───── Exercise data
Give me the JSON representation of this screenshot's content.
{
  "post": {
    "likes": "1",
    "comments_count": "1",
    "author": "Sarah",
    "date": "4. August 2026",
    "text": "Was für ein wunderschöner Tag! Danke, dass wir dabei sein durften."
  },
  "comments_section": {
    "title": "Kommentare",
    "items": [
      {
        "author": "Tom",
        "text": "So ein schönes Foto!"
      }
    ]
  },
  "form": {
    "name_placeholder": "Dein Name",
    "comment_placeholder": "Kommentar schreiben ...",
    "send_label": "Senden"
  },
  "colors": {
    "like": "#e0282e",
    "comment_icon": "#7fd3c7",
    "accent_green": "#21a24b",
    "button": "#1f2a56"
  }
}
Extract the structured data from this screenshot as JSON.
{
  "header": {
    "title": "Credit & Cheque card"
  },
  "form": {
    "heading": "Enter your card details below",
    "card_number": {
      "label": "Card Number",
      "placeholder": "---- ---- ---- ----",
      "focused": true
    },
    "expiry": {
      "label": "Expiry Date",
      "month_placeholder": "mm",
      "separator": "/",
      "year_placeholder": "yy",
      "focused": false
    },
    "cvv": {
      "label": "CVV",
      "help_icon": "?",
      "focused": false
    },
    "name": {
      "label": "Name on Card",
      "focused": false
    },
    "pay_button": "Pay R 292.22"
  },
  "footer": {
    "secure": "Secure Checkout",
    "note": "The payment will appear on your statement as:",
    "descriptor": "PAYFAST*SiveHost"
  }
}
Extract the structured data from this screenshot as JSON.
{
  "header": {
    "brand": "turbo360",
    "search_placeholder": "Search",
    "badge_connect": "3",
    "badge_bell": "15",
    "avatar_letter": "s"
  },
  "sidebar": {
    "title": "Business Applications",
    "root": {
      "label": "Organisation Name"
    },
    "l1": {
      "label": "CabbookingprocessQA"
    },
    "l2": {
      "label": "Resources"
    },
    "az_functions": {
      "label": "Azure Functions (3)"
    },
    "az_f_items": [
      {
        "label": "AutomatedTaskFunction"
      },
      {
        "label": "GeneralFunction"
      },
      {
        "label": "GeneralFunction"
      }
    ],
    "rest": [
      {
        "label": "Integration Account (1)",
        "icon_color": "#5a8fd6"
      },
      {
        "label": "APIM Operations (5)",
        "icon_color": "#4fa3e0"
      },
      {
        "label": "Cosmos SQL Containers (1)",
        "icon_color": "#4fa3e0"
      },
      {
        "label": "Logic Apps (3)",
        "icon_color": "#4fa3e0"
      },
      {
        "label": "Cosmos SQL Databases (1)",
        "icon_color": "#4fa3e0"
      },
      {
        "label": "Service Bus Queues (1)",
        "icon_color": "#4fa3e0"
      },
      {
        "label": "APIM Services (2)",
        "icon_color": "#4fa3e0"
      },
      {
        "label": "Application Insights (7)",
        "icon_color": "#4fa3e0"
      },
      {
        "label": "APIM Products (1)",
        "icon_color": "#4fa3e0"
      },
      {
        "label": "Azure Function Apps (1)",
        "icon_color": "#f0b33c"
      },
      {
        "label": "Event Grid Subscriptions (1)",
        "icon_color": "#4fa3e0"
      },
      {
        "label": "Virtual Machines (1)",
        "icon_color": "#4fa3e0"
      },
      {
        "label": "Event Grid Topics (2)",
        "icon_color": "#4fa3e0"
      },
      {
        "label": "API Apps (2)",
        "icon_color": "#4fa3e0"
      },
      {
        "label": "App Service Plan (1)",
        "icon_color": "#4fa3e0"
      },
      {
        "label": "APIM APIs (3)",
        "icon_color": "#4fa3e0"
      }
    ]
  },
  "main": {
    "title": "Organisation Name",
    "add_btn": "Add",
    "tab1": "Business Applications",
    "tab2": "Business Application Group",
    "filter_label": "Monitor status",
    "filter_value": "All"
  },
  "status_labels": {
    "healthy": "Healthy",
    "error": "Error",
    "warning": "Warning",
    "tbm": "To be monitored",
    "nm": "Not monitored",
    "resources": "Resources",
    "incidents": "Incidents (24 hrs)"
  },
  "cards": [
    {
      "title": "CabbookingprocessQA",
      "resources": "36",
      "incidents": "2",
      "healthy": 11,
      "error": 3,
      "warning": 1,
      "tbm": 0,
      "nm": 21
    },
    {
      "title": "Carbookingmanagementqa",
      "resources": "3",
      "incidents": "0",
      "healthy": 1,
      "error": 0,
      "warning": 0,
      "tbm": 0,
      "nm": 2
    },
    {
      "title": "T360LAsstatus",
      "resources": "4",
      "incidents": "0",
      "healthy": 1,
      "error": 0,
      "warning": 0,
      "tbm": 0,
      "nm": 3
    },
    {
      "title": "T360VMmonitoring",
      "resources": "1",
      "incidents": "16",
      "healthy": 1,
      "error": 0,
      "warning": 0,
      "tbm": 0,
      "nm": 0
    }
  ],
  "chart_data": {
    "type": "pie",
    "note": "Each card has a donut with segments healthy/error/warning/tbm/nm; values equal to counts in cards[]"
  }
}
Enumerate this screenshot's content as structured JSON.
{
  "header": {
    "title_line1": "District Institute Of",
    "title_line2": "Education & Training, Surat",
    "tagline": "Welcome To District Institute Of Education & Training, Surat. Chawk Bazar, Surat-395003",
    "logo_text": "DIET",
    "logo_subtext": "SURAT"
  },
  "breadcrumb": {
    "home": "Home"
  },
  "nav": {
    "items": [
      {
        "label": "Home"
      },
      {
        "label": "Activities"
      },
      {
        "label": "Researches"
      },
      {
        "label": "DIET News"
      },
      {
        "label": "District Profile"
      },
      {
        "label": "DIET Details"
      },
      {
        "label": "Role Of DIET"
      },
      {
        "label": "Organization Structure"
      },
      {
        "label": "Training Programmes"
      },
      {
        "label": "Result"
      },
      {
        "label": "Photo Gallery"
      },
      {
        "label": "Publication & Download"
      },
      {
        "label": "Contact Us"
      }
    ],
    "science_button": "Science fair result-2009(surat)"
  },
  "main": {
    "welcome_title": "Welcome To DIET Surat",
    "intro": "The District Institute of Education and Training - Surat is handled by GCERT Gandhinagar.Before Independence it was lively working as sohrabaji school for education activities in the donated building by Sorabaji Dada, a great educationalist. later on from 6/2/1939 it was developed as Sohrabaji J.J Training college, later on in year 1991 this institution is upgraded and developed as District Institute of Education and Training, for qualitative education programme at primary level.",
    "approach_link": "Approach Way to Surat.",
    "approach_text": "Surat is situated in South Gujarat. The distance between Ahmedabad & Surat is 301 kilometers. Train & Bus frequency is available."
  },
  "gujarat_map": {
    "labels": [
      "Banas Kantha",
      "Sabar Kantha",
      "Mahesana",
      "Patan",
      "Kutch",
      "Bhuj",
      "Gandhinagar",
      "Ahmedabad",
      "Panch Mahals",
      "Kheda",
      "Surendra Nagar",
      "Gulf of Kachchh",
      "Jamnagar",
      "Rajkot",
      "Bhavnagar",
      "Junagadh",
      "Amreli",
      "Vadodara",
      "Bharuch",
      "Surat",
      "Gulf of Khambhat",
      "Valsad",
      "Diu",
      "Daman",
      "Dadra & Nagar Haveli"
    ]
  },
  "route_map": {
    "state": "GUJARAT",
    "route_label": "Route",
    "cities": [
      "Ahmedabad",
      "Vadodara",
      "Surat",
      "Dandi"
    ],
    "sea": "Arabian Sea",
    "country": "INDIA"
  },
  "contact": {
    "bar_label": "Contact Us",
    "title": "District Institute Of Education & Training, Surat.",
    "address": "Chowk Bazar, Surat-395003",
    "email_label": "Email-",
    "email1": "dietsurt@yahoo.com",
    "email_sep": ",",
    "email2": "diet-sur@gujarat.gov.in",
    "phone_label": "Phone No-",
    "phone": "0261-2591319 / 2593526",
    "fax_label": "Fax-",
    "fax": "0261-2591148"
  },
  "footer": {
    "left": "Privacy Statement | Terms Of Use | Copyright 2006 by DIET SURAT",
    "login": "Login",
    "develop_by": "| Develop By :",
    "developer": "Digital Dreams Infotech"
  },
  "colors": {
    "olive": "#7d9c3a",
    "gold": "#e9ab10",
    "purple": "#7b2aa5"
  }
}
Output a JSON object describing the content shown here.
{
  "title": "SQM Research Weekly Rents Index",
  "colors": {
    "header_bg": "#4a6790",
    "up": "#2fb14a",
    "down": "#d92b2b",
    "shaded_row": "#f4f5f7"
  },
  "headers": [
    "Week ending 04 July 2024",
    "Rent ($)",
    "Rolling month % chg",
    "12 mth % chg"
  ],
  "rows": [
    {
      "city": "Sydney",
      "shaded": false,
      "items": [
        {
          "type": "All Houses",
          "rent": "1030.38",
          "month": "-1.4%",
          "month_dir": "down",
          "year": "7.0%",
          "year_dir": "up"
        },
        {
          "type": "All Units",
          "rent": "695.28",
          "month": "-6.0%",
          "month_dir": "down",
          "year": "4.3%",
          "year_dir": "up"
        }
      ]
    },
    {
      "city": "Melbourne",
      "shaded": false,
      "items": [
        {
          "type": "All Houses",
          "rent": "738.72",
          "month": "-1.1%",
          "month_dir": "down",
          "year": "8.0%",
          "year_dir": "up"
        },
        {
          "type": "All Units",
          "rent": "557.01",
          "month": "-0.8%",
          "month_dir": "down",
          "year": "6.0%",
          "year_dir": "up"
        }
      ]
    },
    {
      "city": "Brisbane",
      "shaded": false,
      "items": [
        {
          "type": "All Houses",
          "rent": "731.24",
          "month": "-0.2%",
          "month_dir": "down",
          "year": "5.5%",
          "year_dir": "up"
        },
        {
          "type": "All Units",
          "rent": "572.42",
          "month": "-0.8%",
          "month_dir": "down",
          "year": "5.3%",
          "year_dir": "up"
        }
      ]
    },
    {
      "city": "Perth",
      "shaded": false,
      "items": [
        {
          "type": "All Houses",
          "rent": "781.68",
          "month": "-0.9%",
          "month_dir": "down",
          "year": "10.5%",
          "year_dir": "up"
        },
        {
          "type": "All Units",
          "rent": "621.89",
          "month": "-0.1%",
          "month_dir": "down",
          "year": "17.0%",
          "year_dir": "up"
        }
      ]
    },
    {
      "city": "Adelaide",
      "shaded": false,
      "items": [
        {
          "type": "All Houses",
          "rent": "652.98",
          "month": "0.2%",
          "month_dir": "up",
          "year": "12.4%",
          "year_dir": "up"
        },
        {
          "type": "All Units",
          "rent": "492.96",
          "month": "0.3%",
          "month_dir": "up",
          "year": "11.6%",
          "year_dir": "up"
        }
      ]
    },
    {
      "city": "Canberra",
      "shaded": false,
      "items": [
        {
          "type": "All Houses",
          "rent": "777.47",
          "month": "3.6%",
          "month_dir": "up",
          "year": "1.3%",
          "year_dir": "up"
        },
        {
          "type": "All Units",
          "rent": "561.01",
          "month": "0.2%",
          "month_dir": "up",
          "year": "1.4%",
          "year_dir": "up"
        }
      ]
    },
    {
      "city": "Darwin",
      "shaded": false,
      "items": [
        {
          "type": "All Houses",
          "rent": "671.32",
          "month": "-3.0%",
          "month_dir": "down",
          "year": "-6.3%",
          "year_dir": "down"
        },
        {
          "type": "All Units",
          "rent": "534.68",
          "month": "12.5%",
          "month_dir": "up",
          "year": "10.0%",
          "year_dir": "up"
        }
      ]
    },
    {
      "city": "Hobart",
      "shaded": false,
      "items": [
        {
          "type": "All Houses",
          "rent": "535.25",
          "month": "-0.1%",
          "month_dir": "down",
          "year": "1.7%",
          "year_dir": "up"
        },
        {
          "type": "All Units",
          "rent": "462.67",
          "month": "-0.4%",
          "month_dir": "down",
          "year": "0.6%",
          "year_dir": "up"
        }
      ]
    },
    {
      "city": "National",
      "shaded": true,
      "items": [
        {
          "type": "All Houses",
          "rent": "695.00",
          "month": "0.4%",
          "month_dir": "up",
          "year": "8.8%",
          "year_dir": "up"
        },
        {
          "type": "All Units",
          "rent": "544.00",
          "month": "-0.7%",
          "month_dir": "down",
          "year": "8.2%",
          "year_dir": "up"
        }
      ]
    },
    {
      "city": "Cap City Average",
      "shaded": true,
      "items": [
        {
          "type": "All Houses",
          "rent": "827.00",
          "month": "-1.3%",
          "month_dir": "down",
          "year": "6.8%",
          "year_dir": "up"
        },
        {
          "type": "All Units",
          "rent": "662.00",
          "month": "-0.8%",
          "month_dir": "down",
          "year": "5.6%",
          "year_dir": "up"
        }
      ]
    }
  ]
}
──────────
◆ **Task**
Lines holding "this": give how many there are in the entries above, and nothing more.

◆ **Exercise response**
5